- PROBLEM DETAILS: Will you extract the entries word for word? Images should not appear in the copy.

- RECORDS SUPPLIED:

-------------------------

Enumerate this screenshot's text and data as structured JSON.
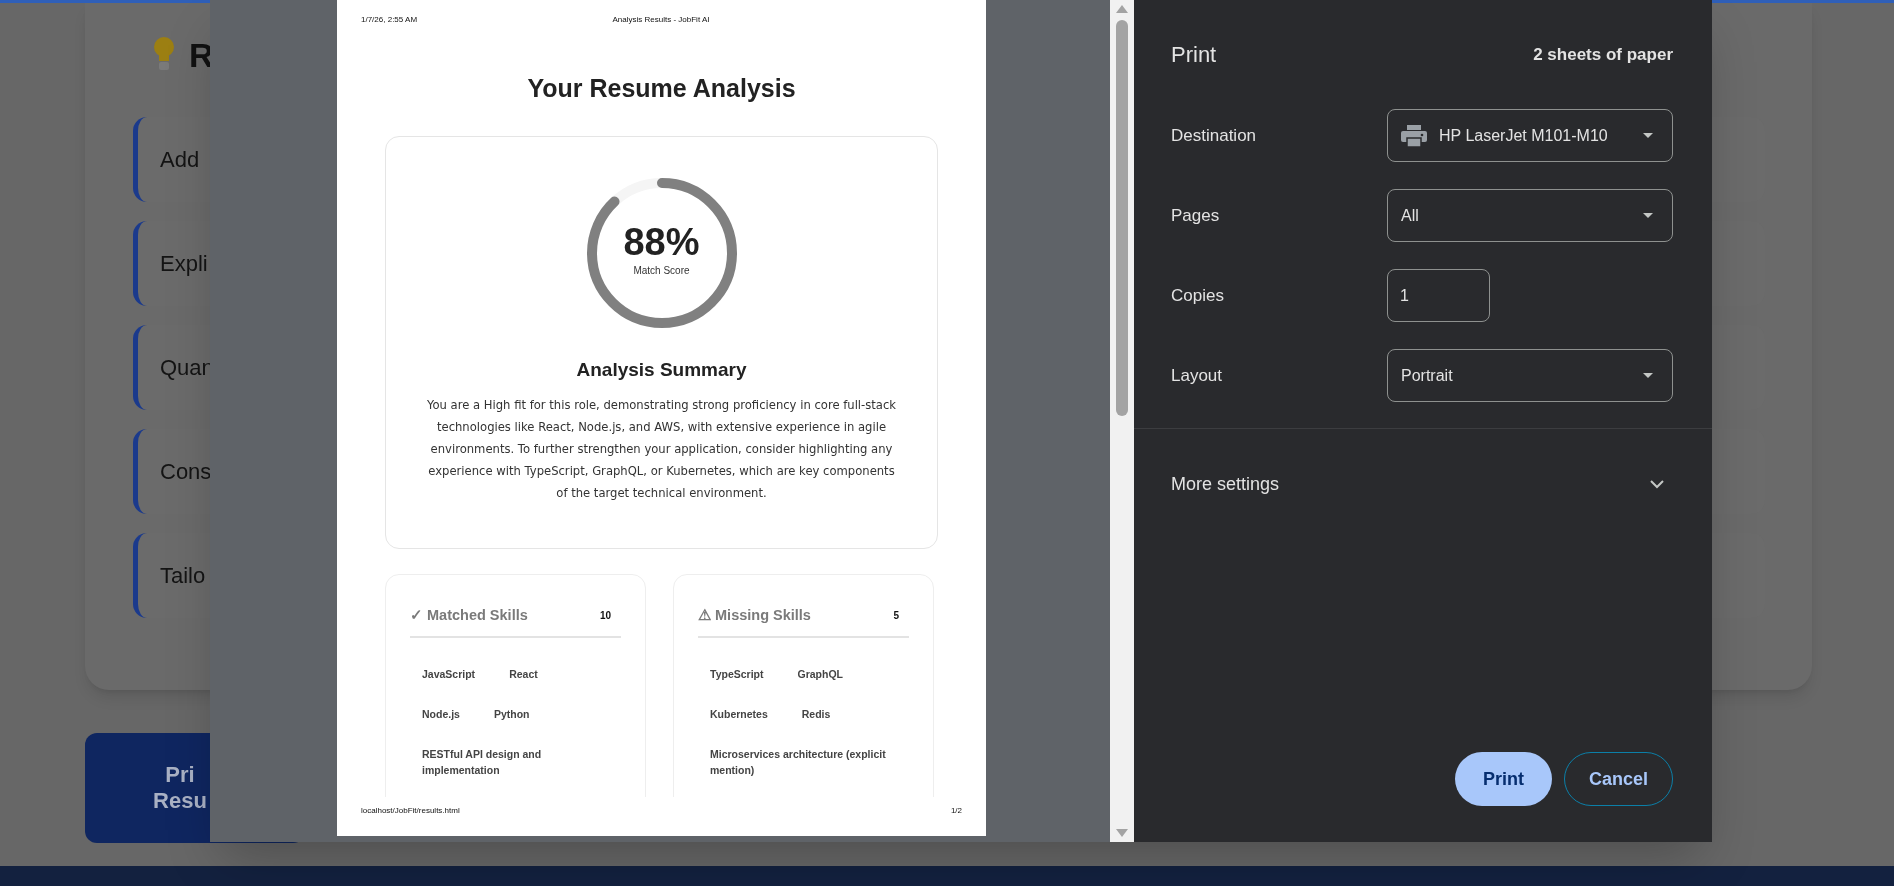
{
  "background_page": {
    "section_title": "R",
    "recommendations": [
      "Add",
      "Expli",
      "Quan",
      "Cons",
      "Tailo"
    ],
    "print_button_lines": [
      "Pri",
      "Resu"
    ]
  },
  "print_preview": {
    "header_date": "1/7/26, 2:55 AM",
    "header_title": "Analysis Results - JobFit AI",
    "title": "Your Resume Analysis",
    "score": {
      "value": "88%",
      "label": "Match Score",
      "level": 0.88
    },
    "summary_title": "Analysis Summary",
    "summary": "You are a High fit for this role, demonstrating strong proficiency in core full-stack technologies like React, Node.js, and AWS, with extensive experience in agile environments. To further strengthen your application, consider highlighting any experience with TypeScript, GraphQL, or Kubernetes, which are key components of the target technical environment.",
    "skill_groups": [
      {
        "icon": "✓",
        "title": "Matched Skills",
        "count": "10",
        "skills": [
          "JavaScript",
          "React",
          "Node.js",
          "Python",
          "RESTful API design and implementation"
        ]
      },
      {
        "icon": "⚠",
        "title": "Missing Skills",
        "count": "5",
        "skills": [
          "TypeScript",
          "GraphQL",
          "Kubernetes",
          "Redis",
          "Microservices architecture (explicit mention)"
        ]
      }
    ],
    "footer_url": "localhost/JobFit/results.html",
    "footer_page": "1/2"
  },
  "print_settings": {
    "title": "Print",
    "sheets": "2 sheets of paper",
    "fields": [
      {
        "kind": "printer_dropdown",
        "label": "Destination",
        "value": "HP LaserJet M101-M10"
      },
      {
        "kind": "dropdown",
        "label": "Pages",
        "value": "All"
      },
      {
        "kind": "number",
        "label": "Copies",
        "value": "1"
      },
      {
        "kind": "dropdown",
        "label": "Layout",
        "value": "Portrait"
      }
    ],
    "more_settings": {
      "label": "More settings",
      "expanded": false
    },
    "buttons": [
      {
        "kind": "primary",
        "label": "Print"
      },
      {
        "kind": "secondary",
        "label": "Cancel"
      }
    ]
  }
}
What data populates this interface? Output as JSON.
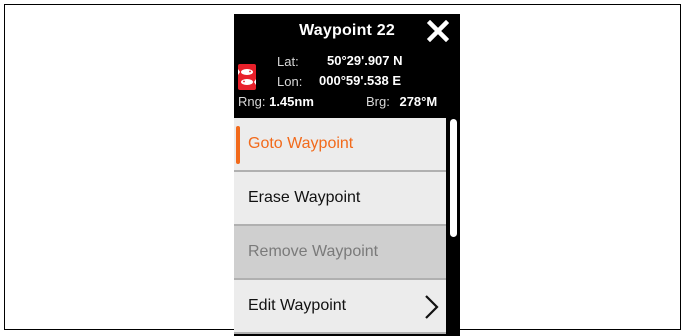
{
  "window": {
    "title": "Waypoint 22"
  },
  "waypoint": {
    "lat_label": "Lat:",
    "lat_value": "50°29'.907 N",
    "lon_label": "Lon:",
    "lon_value": "000°59'.538 E",
    "rng_label": "Rng:",
    "rng_value": "1.45nm",
    "brg_label": "Brg:",
    "brg_value": "278°M"
  },
  "menu": {
    "items": [
      {
        "label": "Goto Waypoint",
        "state": "selected"
      },
      {
        "label": "Erase Waypoint",
        "state": "normal"
      },
      {
        "label": "Remove Waypoint",
        "state": "disabled"
      },
      {
        "label": "Edit Waypoint",
        "state": "normal",
        "has_submenu": true
      }
    ]
  },
  "colors": {
    "accent": "#f26a1b",
    "panel_bg": "#000000",
    "menu_bg": "#ececec",
    "disabled_bg": "#cfcfcf",
    "waypoint_icon": "#e8202a"
  },
  "icons": {
    "close": "close-icon",
    "waypoint": "waypoint-fish-icon",
    "submenu": "chevron-right-icon"
  }
}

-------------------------

- EXERCISE OUTPUT:
Enumerate this screenshot's text and data as structured JSON.
{
  "background_page": {
    "section_title": "R",
    "recommendations": [
      "Add",
      "Expli",
      "Quan",
      "Cons",
      "Tailo"
    ],
    "print_button_lines": [
      "Pri",
      "Resu"
    ]
  },
  "print_preview": {
    "header_date": "1/7/26, 2:55 AM",
    "header_title": "Analysis Results - JobFit AI",
    "title": "Your Resume Analysis",
    "score": {
      "value": "88%",
      "label": "Match Score",
      "level": 0.88
    },
    "summary_title": "Analysis Summary",
    "summary": "You are a High fit for this role, demonstrating strong proficiency in core full-stack technologies like React, Node.js, and AWS, with extensive experience in agile environments. To further strengthen your application, consider highlighting any experience with TypeScript, GraphQL, or Kubernetes, which are key components of the target technical environment.",
    "skill_groups": [
      {
        "icon": "✓",
        "title": "Matched Skills",
        "count": "10",
        "skills": [
          "JavaScript",
          "React",
          "Node.js",
          "Python",
          "RESTful API design and implementation"
        ]
      },
      {
        "icon": "⚠",
        "title": "Missing Skills",
        "count": "5",
        "skills": [
          "TypeScript",
          "GraphQL",
          "Kubernetes",
          "Redis",
          "Microservices architecture (explicit mention)"
        ]
      }
    ],
    "footer_url": "localhost/JobFit/results.html",
    "footer_page": "1/2"
  },
  "print_settings": {
    "title": "Print",
    "sheets": "2 sheets of paper",
    "fields": [
      {
        "kind": "printer_dropdown",
        "label": "Destination",
        "value": "HP LaserJet M101-M10"
      },
      {
        "kind": "dropdown",
        "label": "Pages",
        "value": "All"
      },
      {
        "kind": "number",
        "label": "Copies",
        "value": "1"
      },
      {
        "kind": "dropdown",
        "label": "Layout",
        "value": "Portrait"
      }
    ],
    "more_settings": {
      "label": "More settings",
      "expanded": false
    },
    "buttons": [
      {
        "kind": "primary",
        "label": "Print"
      },
      {
        "kind": "secondary",
        "label": "Cancel"
      }
    ]
  }
}
What data populates this interface? Output as JSON.
{
  "window": {
    "title": "Waypoint 22"
  },
  "waypoint": {
    "lat_label": "Lat:",
    "lat_value": "50°29'.907 N",
    "lon_label": "Lon:",
    "lon_value": "000°59'.538 E",
    "rng_label": "Rng:",
    "rng_value": "1.45nm",
    "brg_label": "Brg:",
    "brg_value": "278°M"
  },
  "menu": {
    "items": [
      {
        "label": "Goto Waypoint",
        "state": "selected"
      },
      {
        "label": "Erase Waypoint",
        "state": "normal"
      },
      {
        "label": "Remove Waypoint",
        "state": "disabled"
      },
      {
        "label": "Edit Waypoint",
        "state": "normal",
        "has_submenu": true
      }
    ]
  },
  "colors": {
    "accent": "#f26a1b",
    "panel_bg": "#000000",
    "menu_bg": "#ececec",
    "disabled_bg": "#cfcfcf",
    "waypoint_icon": "#e8202a"
  },
  "icons": {
    "close": "close-icon",
    "waypoint": "waypoint-fish-icon",
    "submenu": "chevron-right-icon"
  }
}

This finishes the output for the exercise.